There will be a hole where the tooth was removed. The hole will gradually heal over the next month as new tissue grows. Careful attention should be given to keeping the site clean of food and plaque buildup.
No Straws, Spitting or Smoking
Do not drink through a straw or spit aggressively for one week after surgery as it may cause dry socket. Dry socket occurs when the blood clot is lost prematurely, and is very painful. This usually occurs between 3 to 5 days after your procedure. Please call the office if you experience this. Do not smoke for at least 48 hours. Smoking will delay your healing.
Restrict your activities on the day of surgery. After surgery, your whole body is involved with the recovery process.
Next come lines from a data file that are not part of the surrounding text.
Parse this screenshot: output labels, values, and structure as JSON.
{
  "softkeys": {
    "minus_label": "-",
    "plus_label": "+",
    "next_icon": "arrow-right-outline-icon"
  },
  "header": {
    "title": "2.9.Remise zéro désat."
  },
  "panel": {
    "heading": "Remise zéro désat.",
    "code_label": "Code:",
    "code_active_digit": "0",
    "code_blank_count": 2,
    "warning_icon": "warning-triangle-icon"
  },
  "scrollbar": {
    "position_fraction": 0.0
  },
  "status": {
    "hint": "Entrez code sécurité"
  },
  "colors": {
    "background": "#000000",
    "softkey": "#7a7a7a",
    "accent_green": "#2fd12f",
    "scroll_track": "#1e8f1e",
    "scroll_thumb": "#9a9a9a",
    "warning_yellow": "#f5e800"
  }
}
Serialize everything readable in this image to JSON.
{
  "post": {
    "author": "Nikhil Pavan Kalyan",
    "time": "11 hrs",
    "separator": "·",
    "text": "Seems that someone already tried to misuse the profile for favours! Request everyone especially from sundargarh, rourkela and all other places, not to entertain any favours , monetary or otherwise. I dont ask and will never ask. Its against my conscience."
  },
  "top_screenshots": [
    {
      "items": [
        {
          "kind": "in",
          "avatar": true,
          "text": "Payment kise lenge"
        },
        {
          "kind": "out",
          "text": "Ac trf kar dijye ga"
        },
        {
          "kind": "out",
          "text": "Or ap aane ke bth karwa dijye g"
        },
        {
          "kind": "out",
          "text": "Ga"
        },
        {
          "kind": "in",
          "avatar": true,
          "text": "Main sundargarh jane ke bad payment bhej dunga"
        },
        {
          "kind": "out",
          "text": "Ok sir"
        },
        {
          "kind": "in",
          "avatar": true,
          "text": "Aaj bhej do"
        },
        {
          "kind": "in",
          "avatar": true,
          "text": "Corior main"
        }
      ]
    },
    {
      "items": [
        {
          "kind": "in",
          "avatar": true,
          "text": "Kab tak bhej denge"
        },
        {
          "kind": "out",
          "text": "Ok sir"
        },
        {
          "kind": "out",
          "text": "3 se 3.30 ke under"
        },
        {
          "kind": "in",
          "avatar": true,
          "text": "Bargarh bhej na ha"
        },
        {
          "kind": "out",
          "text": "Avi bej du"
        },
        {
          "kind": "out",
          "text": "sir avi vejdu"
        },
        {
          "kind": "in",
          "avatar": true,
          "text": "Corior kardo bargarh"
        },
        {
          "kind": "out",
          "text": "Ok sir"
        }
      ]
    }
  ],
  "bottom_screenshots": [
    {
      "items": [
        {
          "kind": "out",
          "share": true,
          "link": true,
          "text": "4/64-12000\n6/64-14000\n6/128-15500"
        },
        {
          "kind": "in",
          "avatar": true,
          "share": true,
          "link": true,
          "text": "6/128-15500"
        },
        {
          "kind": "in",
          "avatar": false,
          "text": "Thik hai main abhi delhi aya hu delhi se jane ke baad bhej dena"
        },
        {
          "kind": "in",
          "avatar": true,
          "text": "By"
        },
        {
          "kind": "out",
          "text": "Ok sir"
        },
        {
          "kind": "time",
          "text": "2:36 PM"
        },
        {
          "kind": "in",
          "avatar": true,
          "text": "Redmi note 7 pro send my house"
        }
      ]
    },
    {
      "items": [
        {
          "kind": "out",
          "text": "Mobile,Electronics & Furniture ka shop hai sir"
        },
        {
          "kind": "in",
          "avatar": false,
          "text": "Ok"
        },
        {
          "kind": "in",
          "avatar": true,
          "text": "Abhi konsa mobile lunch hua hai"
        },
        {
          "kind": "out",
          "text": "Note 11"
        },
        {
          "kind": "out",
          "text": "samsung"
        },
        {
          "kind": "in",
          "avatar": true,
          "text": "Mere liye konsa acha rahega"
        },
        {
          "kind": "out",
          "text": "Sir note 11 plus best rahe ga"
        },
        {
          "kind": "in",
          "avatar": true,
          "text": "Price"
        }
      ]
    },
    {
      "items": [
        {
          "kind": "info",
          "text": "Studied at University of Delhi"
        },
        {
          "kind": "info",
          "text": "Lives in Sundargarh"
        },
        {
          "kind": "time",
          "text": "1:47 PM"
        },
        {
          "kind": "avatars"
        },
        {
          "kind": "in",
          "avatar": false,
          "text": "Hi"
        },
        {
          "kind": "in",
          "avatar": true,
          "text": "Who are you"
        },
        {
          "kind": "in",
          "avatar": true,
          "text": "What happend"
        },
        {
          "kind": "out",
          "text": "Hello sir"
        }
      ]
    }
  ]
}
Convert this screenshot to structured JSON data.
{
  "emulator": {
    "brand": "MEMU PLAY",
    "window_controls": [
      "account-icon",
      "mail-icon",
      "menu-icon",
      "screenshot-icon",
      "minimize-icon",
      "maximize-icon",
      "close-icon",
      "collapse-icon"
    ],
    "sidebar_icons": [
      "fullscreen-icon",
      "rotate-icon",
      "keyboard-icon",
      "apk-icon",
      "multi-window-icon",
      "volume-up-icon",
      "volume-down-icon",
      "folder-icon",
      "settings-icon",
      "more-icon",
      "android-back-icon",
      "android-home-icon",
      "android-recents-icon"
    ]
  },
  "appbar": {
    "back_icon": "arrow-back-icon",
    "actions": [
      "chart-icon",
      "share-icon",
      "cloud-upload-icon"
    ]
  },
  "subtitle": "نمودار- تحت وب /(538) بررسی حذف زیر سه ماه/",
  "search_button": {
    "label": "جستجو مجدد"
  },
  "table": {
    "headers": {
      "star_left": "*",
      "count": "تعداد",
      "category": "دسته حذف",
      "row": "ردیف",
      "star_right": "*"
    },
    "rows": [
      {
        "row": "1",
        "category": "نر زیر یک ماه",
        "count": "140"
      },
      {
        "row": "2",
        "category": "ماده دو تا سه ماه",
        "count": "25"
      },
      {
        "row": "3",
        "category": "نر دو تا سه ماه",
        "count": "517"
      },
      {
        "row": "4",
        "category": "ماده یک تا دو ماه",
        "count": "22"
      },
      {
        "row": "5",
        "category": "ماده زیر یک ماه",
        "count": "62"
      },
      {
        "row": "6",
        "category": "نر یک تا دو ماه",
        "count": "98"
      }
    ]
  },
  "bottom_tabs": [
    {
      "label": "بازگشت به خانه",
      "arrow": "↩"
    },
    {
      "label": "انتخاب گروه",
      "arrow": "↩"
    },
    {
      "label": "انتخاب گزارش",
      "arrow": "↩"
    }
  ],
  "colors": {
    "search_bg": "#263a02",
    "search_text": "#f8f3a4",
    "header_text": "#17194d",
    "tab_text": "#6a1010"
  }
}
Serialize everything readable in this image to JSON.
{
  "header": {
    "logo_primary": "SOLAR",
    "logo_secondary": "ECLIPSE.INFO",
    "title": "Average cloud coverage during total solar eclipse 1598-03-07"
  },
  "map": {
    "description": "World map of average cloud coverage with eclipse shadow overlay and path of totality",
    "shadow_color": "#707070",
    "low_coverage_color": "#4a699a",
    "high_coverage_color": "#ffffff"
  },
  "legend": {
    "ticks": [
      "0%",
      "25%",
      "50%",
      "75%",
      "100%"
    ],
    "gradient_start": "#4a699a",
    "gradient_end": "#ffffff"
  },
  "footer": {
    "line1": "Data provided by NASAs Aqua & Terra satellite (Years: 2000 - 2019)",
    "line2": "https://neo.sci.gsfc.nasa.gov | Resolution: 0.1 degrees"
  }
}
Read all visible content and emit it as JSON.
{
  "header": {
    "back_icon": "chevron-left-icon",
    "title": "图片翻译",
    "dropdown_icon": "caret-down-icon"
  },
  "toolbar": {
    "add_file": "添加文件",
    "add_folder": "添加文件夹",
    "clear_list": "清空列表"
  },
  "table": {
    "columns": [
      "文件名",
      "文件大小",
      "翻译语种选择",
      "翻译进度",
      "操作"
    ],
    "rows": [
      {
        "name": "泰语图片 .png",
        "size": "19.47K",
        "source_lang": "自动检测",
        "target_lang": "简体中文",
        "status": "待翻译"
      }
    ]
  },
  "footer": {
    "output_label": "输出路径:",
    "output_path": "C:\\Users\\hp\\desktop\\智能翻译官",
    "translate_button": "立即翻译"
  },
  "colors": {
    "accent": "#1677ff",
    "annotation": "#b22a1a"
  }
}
You may gradually get back to your routine as you feel comfortable.
Nausea and vomiting
In the event of nausea and/or vomiting following surgery, do not take anything by mouth for at least an hour including prescribed medicine. You should then sip on Coca-cola, ginger ale, or tea. Please allow the carbonated drinks to go flat before drinking. You should sip slowly over a fifteen- minute period. When the nausea subsides, you can begin taking solid foods and prescribed medicine. If nausea does not improve, please contact the office.
Your case is individual; no two mouths are alike.
Do not accept well intended advice from friends. If you have an issue, discuss it with the experts who are trained to help: Dr. Pulsipher, Dr. Williams, Dr. Moore, Dr. Nasseri and Dr. Eckard or your family dentist.
If you have any questions or concerns about your post-operative course, please contact our office. An online video regarding post operative care can be viewed on our website at www.ranchoofs.com